Try it: What is wanted is every record, duplicated word for word.
BEGIN Input material
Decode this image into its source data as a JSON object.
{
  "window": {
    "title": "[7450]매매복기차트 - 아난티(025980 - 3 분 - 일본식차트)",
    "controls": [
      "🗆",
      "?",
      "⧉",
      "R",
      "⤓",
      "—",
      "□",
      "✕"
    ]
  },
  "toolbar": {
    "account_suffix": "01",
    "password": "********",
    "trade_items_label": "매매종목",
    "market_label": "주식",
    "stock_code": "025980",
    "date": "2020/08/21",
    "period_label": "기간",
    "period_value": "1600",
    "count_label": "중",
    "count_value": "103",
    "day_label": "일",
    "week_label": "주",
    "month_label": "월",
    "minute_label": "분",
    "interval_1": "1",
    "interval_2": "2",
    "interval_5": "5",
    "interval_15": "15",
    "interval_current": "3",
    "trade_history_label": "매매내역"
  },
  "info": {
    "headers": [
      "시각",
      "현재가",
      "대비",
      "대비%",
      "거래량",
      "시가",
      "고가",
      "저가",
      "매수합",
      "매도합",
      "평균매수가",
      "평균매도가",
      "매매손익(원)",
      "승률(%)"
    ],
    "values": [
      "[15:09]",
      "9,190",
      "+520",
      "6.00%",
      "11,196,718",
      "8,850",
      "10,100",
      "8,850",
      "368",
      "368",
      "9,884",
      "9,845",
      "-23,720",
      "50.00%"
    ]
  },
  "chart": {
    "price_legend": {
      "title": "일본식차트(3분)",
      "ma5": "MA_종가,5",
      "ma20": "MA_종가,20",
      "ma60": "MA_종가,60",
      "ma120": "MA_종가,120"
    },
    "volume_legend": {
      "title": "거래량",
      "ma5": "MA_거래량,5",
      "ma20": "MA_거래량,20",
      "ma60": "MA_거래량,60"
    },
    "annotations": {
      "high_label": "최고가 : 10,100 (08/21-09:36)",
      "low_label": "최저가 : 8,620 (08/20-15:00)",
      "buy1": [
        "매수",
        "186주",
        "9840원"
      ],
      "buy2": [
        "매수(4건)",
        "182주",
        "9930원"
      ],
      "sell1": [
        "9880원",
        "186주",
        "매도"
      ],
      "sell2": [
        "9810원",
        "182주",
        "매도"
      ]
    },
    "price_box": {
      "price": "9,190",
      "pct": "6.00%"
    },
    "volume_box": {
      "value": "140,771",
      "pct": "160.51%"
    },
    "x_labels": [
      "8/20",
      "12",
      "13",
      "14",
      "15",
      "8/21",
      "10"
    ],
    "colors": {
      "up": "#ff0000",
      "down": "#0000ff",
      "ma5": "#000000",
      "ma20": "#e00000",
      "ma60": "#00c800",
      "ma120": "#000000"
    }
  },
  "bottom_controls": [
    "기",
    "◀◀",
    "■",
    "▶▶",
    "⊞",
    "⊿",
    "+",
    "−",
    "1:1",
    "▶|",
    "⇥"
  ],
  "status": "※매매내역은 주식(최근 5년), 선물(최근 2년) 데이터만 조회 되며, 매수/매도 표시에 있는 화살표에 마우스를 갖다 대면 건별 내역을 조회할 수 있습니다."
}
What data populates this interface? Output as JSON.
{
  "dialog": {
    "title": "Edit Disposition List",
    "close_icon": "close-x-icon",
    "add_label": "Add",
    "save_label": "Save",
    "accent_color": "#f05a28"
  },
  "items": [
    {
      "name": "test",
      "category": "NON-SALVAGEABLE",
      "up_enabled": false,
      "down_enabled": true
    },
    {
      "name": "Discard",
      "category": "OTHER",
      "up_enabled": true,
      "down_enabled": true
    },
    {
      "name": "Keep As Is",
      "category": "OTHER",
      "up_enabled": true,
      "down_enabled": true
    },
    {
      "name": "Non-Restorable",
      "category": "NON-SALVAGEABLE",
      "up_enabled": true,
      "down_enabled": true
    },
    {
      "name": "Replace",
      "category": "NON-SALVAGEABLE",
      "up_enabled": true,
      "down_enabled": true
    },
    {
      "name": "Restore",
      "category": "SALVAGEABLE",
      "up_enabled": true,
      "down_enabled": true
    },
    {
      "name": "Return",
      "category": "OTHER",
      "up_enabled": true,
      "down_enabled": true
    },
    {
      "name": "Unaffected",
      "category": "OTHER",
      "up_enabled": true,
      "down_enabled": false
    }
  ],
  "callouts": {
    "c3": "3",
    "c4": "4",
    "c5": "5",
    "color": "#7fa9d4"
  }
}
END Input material
Finished task:
Decode this image into its source data as a JSON object.
{
  "window": {
    "title": "[7450]매매복기차트 - 아난티(025980 - 3 분 - 일본식차트)",
    "controls": [
      "🗆",
      "?",
      "⧉",
      "R",
      "⤓",
      "—",
      "□",
      "✕"
    ]
  },
  "toolbar": {
    "account_suffix": "01",
    "password": "********",
    "trade_items_label": "매매종목",
    "market_label": "주식",
    "stock_code": "025980",
    "date": "2020/08/21",
    "period_label": "기간",
    "period_value": "1600",
    "count_label": "중",
    "count_value": "103",
    "day_label": "일",
    "week_label": "주",
    "month_label": "월",
    "minute_label": "분",
    "interval_1": "1",
    "interval_2": "2",
    "interval_5": "5",
    "interval_15": "15",
    "interval_current": "3",
    "trade_history_label": "매매내역"
  },
  "info": {
    "headers": [
      "시각",
      "현재가",
      "대비",
      "대비%",
      "거래량",
      "시가",
      "고가",
      "저가",
      "매수합",
      "매도합",
      "평균매수가",
      "평균매도가",
      "매매손익(원)",
      "승률(%)"
    ],
    "values": [
      "[15:09]",
      "9,190",
      "+520",
      "6.00%",
      "11,196,718",
      "8,850",
      "10,100",
      "8,850",
      "368",
      "368",
      "9,884",
      "9,845",
      "-23,720",
      "50.00%"
    ]
  },
  "chart": {
    "price_legend": {
      "title": "일본식차트(3분)",
      "ma5": "MA_종가,5",
      "ma20": "MA_종가,20",
      "ma60": "MA_종가,60",
      "ma120": "MA_종가,120"
    },
    "volume_legend": {
      "title": "거래량",
      "ma5": "MA_거래량,5",
      "ma20": "MA_거래량,20",
      "ma60": "MA_거래량,60"
    },
    "annotations": {
      "high_label": "최고가 : 10,100 (08/21-09:36)",
      "low_label": "최저가 : 8,620 (08/20-15:00)",
      "buy1": [
        "매수",
        "186주",
        "9840원"
      ],
      "buy2": [
        "매수(4건)",
        "182주",
        "9930원"
      ],
      "sell1": [
        "9880원",
        "186주",
        "매도"
      ],
      "sell2": [
        "9810원",
        "182주",
        "매도"
      ]
    },
    "price_box": {
      "price": "9,190",
      "pct": "6.00%"
    },
    "volume_box": {
      "value": "140,771",
      "pct": "160.51%"
    },
    "x_labels": [
      "8/20",
      "12",
      "13",
      "14",
      "15",
      "8/21",
      "10"
    ],
    "colors": {
      "up": "#ff0000",
      "down": "#0000ff",
      "ma5": "#000000",
      "ma20": "#e00000",
      "ma60": "#00c800",
      "ma120": "#000000"
    }
  },
  "bottom_controls": [
    "기",
    "◀◀",
    "■",
    "▶▶",
    "⊞",
    "⊿",
    "+",
    "−",
    "1:1",
    "▶|",
    "⇥"
  ],
  "status": "※매매내역은 주식(최근 5년), 선물(최근 2년) 데이터만 조회 되며, 매수/매도 표시에 있는 화살표에 마우스를 갖다 대면 건별 내역을 조회할 수 있습니다."
}
What data populates this interface? Output as JSON.
{
  "dialog": {
    "title": "Edit Disposition List",
    "close_icon": "close-x-icon",
    "add_label": "Add",
    "save_label": "Save",
    "accent_color": "#f05a28"
  },
  "items": [
    {
      "name": "test",
      "category": "NON-SALVAGEABLE",
      "up_enabled": false,
      "down_enabled": true
    },
    {
      "name": "Discard",
      "category": "OTHER",
      "up_enabled": true,
      "down_enabled": true
    },
    {
      "name": "Keep As Is",
      "category": "OTHER",
      "up_enabled": true,
      "down_enabled": true
    },
    {
      "name": "Non-Restorable",
      "category": "NON-SALVAGEABLE",
      "up_enabled": true,
      "down_enabled": true
    },
    {
      "name": "Replace",
      "category": "NON-SALVAGEABLE",
      "up_enabled": true,
      "down_enabled": true
    },
    {
      "name": "Restore",
      "category": "SALVAGEABLE",
      "up_enabled": true,
      "down_enabled": true
    },
    {
      "name": "Return",
      "category": "OTHER",
      "up_enabled": true,
      "down_enabled": true
    },
    {
      "name": "Unaffected",
      "category": "OTHER",
      "up_enabled": true,
      "down_enabled": false
    }
  ],
  "callouts": {
    "c3": "3",
    "c4": "4",
    "c5": "5",
    "color": "#7fa9d4"
  }
}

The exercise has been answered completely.